Planning To Add A Wheelchair Ramp To Your Composite Deck?



Do you have a composite deck in your front, side, or backyard? Is there a disabled individual living in your home, or do you have a friend that is disabled and needs to use a wheelchair? A wheelchair ramp could be just what you need. But there’s a big difference between a wheelchair ramp that is designed properly, build sturdily, and comfortable for the disabled to use and a wheelchair ramp that is just thrown together.

You may think that you have a home that makes it difficult to build a ramp. Some houses are situated or designed in such a way that it’s a tricky endeavor. Fortunately, there are materials and techniques that can be used to make a usable ramp for your disabled friend or family member. They’re the same kinds of materials and techniques used to build outdoor decks.

Rather than expensive concrete, yet still compliant with the ADA, more flexible deck construction techniques are being used by today’s property managers (as an example).

Ramp Regulations Designated by ADA (Americans with Disabilities Act)

Disability access is governed by two codes in the United States. Applying to public spaces, be they residential or commercial, is the ADA. The Fair Housing Act makes further clarification of property owner accommodations when it comes to individuals with disabilities. These codes do all they can to make sure that if someone’s mobility is impaired, public areas are still accessible. This can apply to clubhouses, pools, apartment building public areas, and so on.

Neither one of these may apply to you, however, if you own an older apartment or private home. But if you want to accommodate a family member, friend, or tenant who has become disabled, these codes are something that you will need to familiarize yourself with.

Wheelchair Ramp Specifications

Here’s where it gets tricky. The following are specifications that apply to wheelchair ramps:
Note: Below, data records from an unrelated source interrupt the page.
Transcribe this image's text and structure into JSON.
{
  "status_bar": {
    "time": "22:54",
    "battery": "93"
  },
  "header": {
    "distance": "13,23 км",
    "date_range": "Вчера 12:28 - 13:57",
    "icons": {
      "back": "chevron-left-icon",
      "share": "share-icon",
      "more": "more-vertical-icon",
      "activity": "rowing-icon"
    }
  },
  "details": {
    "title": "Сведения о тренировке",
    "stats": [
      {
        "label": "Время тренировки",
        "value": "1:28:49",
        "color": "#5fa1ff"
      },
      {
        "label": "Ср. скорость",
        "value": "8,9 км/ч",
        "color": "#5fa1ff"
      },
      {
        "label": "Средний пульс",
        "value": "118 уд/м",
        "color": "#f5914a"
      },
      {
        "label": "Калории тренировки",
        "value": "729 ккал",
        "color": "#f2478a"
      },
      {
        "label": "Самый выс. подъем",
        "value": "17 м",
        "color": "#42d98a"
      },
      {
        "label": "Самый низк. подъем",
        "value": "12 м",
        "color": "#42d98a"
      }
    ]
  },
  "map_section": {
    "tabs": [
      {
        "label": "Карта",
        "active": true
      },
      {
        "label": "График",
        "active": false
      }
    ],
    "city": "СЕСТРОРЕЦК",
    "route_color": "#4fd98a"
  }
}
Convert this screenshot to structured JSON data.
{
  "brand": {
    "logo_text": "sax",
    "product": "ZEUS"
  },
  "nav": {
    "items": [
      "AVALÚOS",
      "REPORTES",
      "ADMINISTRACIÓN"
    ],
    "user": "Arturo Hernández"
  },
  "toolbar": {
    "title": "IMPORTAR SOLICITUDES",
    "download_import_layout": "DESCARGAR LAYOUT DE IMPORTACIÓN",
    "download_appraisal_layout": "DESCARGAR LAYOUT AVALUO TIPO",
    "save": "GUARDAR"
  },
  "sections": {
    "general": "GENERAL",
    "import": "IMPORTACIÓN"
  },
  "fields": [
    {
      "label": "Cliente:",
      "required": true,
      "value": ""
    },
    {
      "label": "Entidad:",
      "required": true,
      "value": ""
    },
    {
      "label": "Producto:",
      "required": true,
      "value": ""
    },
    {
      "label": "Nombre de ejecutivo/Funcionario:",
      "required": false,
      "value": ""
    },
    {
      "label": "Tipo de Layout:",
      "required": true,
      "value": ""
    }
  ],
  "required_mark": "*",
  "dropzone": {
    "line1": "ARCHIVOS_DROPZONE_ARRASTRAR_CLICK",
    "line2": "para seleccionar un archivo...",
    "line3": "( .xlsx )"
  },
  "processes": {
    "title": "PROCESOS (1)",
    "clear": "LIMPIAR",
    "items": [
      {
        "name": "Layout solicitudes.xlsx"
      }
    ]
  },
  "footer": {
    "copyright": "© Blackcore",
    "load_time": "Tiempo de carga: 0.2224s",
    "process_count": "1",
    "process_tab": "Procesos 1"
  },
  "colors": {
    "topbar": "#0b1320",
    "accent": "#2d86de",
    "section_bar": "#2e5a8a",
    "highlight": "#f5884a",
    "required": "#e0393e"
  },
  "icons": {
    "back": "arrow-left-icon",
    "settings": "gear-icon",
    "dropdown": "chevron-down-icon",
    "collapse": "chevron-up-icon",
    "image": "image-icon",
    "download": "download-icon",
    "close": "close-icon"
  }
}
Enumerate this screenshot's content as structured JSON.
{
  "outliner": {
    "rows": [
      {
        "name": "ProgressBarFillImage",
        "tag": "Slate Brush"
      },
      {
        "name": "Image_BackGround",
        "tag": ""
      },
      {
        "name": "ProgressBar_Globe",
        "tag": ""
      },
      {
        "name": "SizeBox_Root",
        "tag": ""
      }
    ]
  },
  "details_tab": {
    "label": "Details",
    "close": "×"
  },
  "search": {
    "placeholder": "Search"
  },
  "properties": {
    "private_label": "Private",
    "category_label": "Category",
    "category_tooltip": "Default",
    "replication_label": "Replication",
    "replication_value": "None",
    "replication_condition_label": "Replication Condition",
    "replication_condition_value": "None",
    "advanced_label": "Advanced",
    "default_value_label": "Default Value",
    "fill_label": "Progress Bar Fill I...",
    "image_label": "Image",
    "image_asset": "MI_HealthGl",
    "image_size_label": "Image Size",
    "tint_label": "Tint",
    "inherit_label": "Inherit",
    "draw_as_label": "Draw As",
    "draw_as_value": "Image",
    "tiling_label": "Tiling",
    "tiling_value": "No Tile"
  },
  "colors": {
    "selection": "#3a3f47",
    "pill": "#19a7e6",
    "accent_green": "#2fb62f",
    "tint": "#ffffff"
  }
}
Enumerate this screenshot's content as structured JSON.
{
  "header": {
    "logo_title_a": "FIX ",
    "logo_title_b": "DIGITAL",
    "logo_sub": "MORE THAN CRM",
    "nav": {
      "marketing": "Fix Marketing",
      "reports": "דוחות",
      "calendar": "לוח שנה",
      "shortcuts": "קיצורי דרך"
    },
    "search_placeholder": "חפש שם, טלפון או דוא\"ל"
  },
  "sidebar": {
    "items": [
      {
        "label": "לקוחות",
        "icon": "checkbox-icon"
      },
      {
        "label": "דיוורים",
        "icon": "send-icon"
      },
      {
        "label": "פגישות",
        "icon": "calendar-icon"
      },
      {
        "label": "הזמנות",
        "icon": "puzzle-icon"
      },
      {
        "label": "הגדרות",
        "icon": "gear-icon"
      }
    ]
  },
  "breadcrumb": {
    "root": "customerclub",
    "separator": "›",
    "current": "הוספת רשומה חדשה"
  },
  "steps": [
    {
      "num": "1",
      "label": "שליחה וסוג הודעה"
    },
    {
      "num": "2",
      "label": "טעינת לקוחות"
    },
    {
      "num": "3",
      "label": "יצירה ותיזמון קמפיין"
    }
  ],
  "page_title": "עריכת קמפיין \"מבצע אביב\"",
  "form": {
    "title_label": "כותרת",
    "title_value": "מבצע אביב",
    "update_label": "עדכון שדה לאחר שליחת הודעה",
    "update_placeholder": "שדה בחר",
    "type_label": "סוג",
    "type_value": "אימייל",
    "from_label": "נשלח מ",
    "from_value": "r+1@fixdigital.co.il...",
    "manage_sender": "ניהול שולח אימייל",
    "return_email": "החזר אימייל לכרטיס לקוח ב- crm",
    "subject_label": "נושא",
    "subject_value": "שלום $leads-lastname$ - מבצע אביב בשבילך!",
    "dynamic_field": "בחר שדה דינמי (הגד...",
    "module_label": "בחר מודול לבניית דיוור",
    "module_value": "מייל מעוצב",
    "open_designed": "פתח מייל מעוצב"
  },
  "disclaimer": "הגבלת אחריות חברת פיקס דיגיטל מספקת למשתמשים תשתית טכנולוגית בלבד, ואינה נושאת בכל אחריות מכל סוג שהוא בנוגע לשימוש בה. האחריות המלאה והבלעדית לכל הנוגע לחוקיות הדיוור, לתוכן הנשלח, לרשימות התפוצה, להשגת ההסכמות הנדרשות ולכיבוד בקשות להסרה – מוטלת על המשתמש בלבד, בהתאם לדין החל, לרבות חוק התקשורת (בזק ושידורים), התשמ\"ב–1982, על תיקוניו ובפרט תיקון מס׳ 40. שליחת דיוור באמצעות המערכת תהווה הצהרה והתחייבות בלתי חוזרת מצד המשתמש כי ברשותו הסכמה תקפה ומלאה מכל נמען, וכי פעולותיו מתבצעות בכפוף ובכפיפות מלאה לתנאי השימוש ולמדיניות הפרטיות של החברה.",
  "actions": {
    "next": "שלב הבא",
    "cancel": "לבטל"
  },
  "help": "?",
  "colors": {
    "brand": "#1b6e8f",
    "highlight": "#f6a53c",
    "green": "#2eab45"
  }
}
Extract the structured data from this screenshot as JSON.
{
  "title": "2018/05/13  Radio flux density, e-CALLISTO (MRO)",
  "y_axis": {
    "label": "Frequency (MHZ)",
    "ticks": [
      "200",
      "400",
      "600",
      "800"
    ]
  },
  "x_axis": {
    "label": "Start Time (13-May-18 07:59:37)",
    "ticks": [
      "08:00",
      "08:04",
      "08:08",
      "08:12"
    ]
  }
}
  • Ramp width – from guard to guard, there must be at least a 36 inch width to the ramp.
  • Landings – they must be at least 60 inches in length and at least as wide as the ramp.
  • The rise – this applies to an individual section of the ramp and its height. It cannot exceed 30 inches.
  • Slopes – must be a gentle rise whose rising angle can only be a distance of 12 inches over one foot, vertically. (1:12)

Some of these, particularly the last one, may seem hard to understand. That’s why a lot of people leave the building of wheelchair ramps up to professionals.

Composite Decks With Ramps

Composite is used today because wood tends to create splinters and decay. Modern composites are better to use on walking surfaces than was first generation composite. The problem of extra bracing being needed, and slippery surfaces, has been more or less taken care of thanks to higher end, more modern composites. Bracing may still be preferred, however.

Particularly for ADA compliant wheelchair ramps, high-quality composites provide superior workability and finished products. Wheelchairs will roll smoothly because less warping will take place, and they can be less expensive and far more attractive than concrete. Another big plus is that they are low maintenance. Adding a deck to a wheelchair ramp makes it even more utilitarian and desirable.

Putting together a deck, or even simply adding a wheelchair ramp, isn’t something for the casual do-it-yourselfer. These types of projects take planning and expertise. To be sure that a ramp is constructed properly and sturdily, you may consider seeking the assistance of a professional. A contracted service will be far more familiar with the right tools, permits needed, zoning regulations, etc. One such company is L.A. Decks Backyard and Pool Remodeling.